With all the updates and new technology, when do you end the lessons? We have seniors who don't want the instructors to stop teaching them - saying they need to learn the new technology.

There must be a time to stop. Perhaps we need to tighten up the goals, find out what they want from the new technology, teach concepts so they can do the newest on their own, record lessons so they can practice - other ideas?

How are you handling the technology lessons as far as time and number of lessons are concerned?

 

Comments

Bill Tomlin's picture

Kay, you bring up an interesting point with the limited resources of time and money that our older blind programs have across the country and the frequency of changes in technology, how do you keep up? My opinion is that teaching the process of how do adapt to changes is key. If you attempt to keep up with every update, new piece of technology, and new app, you will not have time to do anything else. It will be interesting to see how your peers are addressing this issue.
Steve Kelley's picture

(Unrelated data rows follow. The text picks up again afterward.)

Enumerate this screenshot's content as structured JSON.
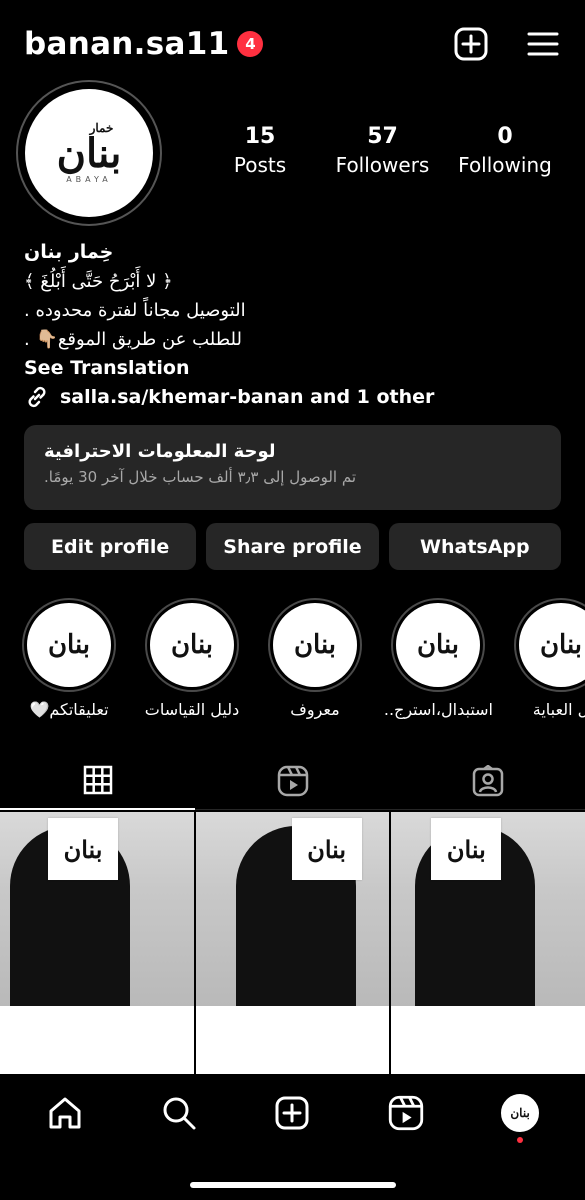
{
  "header": {
    "username": "banan.sa11",
    "notification_count": "4"
  },
  "profile": {
    "logo_text": "بنان",
    "logo_small": "خمار",
    "logo_sub": "ABAYA",
    "stats": [
      {
        "value": "15",
        "label": "Posts"
      },
      {
        "value": "57",
        "label": "Followers"
      },
      {
        "value": "0",
        "label": "Following"
      }
    ]
  },
  "bio": {
    "name": "خِمار بنان",
    "line1": "﴿ لا أَبْرَحُ حَتَّى أَبْلُغَ ﴾",
    "line2": "التوصيل مجاناً لفترة محدوده .",
    "line3": "للطلب عن طريق الموقع👇🏼 .",
    "see_translation": "See Translation"
  },
  "link": {
    "text": "salla.sa/khemar-banan and 1 other"
  },
  "dashboard": {
    "title": "لوحة المعلومات الاحترافية",
    "subtitle": "تم الوصول إلى ٣٫٣ ألف حساب خلال آخر 30 يومًا."
  },
  "buttons": {
    "edit": "Edit profile",
    "share": "Share profile",
    "whatsapp": "WhatsApp"
  },
  "highlights": [
    {
      "label": "تعليقاتكم🤍"
    },
    {
      "label": "دليل القياسات"
    },
    {
      "label": "معروف"
    },
    {
      "label": "استبدال،استرج..."
    },
    {
      "label": "ل العباية"
    }
  ],
  "tabs": [
    {
      "icon": "grid-icon",
      "active": true
    },
    {
      "icon": "reels-icon",
      "active": false
    },
    {
      "icon": "tagged-icon",
      "active": false
    }
  ],
  "nav": [
    {
      "icon": "home-icon"
    },
    {
      "icon": "search-icon"
    },
    {
      "icon": "create-icon"
    },
    {
      "icon": "reels-icon"
    },
    {
      "icon": "profile-avatar"
    }
  ],
  "colors": {
    "background": "#000000",
    "card": "#262626",
    "badge": "#ff3040",
    "subtext": "#a8a8a8"
  }
}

Bill and Kay, this is a great topic that will continue to come up again and again, and I personally find a challenge in my daily work with clients. The professional answer is that as VRTs or CATIS we are teaching accessibility and accessibility features, not necessarily computer/tablet/phone basics. The basics you might learn from community Adult Ed or manufacturer support. The reality, however, is much different. With each upgrade to the device, there may be glitches in the accessibility, and not all support personnel know the accessibility available on their devices. As Apple rolled out iOS 8 and 9 it was almost a guarantee that clients using Apple devices would be calling, because the accessibility was breaking at times. Some of this has improved with Apple Accessibility and Microsoft's Accessibility numbers--users can call and get decent phone support with accessibility features. It is far from perfect, and there is increasing scrutiny about the time spent with clients on tech and their ability to use it independently. Thank you both for the topic-- I look forward to hearing from other consumers and professionals on this topic! Steve Kelley CVRT, Iris Network, Portland ME
Holly Kaczmarski's picture

I am limited to three visits with each client which is not enough time and I think more like a dozen visits for each client would be more reasonable to teach them to learn to use the new technologies. Many of them are still working and need to keep up to speed with the current new technology out there. Unfortunately we are limited as to the number of times we can help them.